I normally just use the default seed and if it still fails increase the amplitude. I don’t have a good systematic way of recording this, just noting it in my diary file.
payu keeps a ‘manifest’ – a list of the ancillary files as well as their checksums. This is added to the (local) git repository automatically. By local, I mean the .git subdirectory under the directory containing the config.yaml file – so if you delete that folder, the history is gone.
I’m fairly certain that this would pick up when and where the perturbation happened. If you want to be more specific, you can always commit a manual change: Make the changes, run
git commit -a
This will open an editor where you can leave a very explicit description of what you did in the commit log together with the changes you made.
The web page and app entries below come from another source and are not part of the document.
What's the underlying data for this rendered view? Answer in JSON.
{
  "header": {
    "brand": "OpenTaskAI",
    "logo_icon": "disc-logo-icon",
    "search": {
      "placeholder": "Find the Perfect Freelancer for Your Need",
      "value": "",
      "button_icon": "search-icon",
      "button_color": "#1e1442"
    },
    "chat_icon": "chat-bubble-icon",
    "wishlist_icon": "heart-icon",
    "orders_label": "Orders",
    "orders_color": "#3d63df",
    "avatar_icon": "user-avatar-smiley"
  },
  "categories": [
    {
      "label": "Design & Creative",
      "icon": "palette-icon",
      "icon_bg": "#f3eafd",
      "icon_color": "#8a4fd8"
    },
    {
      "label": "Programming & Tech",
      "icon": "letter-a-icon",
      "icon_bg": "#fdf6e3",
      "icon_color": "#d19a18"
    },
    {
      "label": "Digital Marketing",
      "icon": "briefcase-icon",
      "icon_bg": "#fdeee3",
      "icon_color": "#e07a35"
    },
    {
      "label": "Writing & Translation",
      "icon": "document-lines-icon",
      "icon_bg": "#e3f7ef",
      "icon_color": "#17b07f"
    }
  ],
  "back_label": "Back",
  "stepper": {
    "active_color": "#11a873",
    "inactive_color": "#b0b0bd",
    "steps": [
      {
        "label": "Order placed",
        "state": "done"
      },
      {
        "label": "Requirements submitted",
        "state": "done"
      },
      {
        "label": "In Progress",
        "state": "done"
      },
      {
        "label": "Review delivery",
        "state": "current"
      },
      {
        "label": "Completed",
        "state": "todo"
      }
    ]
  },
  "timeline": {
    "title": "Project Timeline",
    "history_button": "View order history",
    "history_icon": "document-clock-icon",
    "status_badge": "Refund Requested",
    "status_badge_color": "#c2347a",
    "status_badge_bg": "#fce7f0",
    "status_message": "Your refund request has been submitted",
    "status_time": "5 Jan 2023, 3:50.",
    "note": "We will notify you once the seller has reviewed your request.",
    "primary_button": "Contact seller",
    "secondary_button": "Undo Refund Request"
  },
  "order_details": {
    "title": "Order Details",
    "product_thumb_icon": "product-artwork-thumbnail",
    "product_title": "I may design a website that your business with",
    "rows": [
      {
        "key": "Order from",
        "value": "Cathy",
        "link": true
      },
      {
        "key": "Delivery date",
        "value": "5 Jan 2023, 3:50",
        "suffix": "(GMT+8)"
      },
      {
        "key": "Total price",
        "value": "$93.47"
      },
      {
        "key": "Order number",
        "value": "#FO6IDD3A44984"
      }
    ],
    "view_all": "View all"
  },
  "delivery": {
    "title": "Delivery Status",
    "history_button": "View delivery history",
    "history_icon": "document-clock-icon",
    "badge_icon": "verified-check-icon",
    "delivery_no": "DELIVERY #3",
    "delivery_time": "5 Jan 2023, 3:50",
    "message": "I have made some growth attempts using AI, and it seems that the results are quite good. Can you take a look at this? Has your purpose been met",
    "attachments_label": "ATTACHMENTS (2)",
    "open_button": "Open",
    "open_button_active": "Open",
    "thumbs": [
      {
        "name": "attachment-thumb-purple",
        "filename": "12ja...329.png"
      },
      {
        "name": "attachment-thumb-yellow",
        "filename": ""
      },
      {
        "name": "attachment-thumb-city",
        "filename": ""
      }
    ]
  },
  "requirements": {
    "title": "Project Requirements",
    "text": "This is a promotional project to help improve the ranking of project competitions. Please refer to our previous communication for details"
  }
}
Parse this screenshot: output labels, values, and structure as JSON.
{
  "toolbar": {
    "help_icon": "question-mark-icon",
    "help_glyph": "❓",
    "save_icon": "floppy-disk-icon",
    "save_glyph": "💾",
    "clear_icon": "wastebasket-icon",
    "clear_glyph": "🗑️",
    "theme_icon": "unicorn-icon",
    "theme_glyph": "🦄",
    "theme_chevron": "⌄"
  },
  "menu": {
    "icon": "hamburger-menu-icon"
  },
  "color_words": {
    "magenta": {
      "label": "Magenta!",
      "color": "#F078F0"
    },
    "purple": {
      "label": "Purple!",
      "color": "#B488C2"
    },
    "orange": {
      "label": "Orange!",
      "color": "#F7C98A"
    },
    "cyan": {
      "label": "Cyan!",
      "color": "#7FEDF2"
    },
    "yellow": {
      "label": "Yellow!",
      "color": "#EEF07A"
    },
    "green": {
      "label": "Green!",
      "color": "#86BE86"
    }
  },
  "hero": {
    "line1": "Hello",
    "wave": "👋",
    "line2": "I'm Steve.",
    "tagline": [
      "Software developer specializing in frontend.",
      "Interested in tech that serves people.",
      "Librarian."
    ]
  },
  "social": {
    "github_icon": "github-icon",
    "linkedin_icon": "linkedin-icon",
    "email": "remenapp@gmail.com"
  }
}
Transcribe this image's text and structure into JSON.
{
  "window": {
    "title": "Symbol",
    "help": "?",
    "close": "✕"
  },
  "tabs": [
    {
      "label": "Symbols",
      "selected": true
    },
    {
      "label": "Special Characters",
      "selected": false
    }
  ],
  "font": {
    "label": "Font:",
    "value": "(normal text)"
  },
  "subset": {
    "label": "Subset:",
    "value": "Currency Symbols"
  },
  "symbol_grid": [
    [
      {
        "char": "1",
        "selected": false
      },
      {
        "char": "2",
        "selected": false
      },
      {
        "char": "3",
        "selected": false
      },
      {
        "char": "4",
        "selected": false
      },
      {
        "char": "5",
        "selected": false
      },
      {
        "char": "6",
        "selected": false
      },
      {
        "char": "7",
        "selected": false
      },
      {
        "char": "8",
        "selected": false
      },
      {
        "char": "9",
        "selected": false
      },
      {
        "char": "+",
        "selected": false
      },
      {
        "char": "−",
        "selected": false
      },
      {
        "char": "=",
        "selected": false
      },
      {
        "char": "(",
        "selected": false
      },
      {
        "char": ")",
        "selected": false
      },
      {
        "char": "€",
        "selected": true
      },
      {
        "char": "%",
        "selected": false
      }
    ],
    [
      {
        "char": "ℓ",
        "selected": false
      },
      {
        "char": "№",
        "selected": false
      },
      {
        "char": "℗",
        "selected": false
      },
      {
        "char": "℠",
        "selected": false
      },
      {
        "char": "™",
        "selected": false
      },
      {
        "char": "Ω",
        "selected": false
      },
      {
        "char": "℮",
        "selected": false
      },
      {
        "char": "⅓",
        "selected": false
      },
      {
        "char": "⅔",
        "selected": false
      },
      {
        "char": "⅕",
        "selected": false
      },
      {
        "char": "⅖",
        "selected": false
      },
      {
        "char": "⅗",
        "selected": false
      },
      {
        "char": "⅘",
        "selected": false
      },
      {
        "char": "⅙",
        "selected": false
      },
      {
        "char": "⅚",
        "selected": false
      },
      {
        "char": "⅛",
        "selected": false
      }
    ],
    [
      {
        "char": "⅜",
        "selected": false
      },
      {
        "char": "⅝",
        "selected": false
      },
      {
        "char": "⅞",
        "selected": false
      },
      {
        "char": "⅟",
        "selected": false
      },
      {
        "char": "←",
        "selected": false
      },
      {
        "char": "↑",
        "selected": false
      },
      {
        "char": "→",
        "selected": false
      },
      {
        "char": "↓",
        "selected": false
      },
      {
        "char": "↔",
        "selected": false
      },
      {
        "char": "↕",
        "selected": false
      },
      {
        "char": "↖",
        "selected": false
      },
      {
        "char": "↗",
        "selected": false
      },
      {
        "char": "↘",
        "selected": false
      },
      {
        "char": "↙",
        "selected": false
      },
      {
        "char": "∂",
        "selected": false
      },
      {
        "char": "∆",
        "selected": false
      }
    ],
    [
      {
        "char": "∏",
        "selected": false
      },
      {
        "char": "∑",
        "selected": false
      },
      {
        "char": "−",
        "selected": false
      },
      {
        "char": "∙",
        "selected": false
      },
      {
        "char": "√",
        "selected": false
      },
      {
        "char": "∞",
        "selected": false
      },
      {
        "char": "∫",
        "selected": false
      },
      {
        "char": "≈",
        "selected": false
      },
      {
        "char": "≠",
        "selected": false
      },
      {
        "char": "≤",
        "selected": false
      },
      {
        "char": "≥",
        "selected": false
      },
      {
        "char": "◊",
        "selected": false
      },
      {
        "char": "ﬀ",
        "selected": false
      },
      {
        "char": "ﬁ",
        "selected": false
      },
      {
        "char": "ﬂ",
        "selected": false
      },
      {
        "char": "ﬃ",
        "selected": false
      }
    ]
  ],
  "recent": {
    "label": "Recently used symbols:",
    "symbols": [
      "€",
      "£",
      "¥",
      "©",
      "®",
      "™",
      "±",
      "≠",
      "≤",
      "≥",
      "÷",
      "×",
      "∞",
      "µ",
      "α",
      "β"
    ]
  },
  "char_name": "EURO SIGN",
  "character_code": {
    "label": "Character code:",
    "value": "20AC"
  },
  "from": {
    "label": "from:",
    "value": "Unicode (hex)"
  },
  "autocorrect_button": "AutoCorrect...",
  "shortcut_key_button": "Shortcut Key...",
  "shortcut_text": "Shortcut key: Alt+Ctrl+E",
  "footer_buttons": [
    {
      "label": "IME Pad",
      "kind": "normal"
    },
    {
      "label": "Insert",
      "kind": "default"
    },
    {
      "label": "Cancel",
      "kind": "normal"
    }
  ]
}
The manifest and the git history do not track the ancillary files directly, only their name and checksums. If you need to preserve bit-reproducibility, you want to add the specific seed you used, and maybe even copy the file with a new name somewhere else. The script takes a specific seed with the -s <number> option:
I’m confused. The script that Tammas shared definitely contains an option to set a seed: [-s seed] and it seems to me from looking at the code that this setting is actually acted on. Why do you think it’s not?
The one on ~access does not. The one I shared above is a version I altered to set a seed and I added that my own setup. The open question is how it should be run. I had thought it should probably run automatically on the year that the crash occurs. But payu doesn’t seem to like multiple scripts being passed to setup in config.yaml.
I can’t see any issue with what you’ve suggested @holger.
To be explicit, I would do as @holger suggests, with these specific steps
Run the perturbIC.pywith known seed
Then payu setup, which will rewrite the manifest file with your new (perturbed) restart(s)
git commit -a and write a commit message documenting the steps you have taken to perturb the restarts, with the seed value and the location of the script used
You shouldn’t need to invoke a specific script with userscripts. If the run reproduces then it will reliably crash at the same location, and checking the git log will then give the instructions for what was done and how to reproduce it.
As a layman, I was a bit confused by some of the overly formal phrasing. For example, what is “knowledge-base functionality”? Some newfangled framework or technology? Even the Discourse documentation takes this to an even further extreme: “easier surfacing of knowledge-base style topics across a defined set of categories and/or tags.” I think all of this should be stated in more simple terms. The last paragraph is more like what I was expecting, so it should be first at the top of the Introduction. Something like “The knowlegde-base is an easy-to-find collection of important forum topics.”
Then, to get more detail, the “What should be added to the knowledge base?” should immediately follow the Introduction, rather than “What is shown in the knowledge base?” which flows more nicely into the next section. Or just merge the what should be added and what is shown sections together.
What is the review process for content in the knowledge-base? When and where will that be done? And by whom?
Back to this topic. So I could either make a new topic with the full problem and solution and add that, or I could edit the top post to include the solution and add this topic to the knowledge-base. Is the latter not an option here? The guide does not make that clear.
Thanks for the great feedback @tammasloughran. I’ve made some changes in line with your suggestions. It is a big improvement I think. Let me know if you still think it isn’t clear enough.
Good question. I have also updated the topic to make it clear that currently there is no process. I could make something up, but it would be fiction, as I haven’t talked to anyone about how this would work, and we currently don’t have the resources to commit to ACCESS-NRI doing this by ourselves.
Ultimately we’ll rely on the community to do this, and the community will have to contribute wikipedia style I think.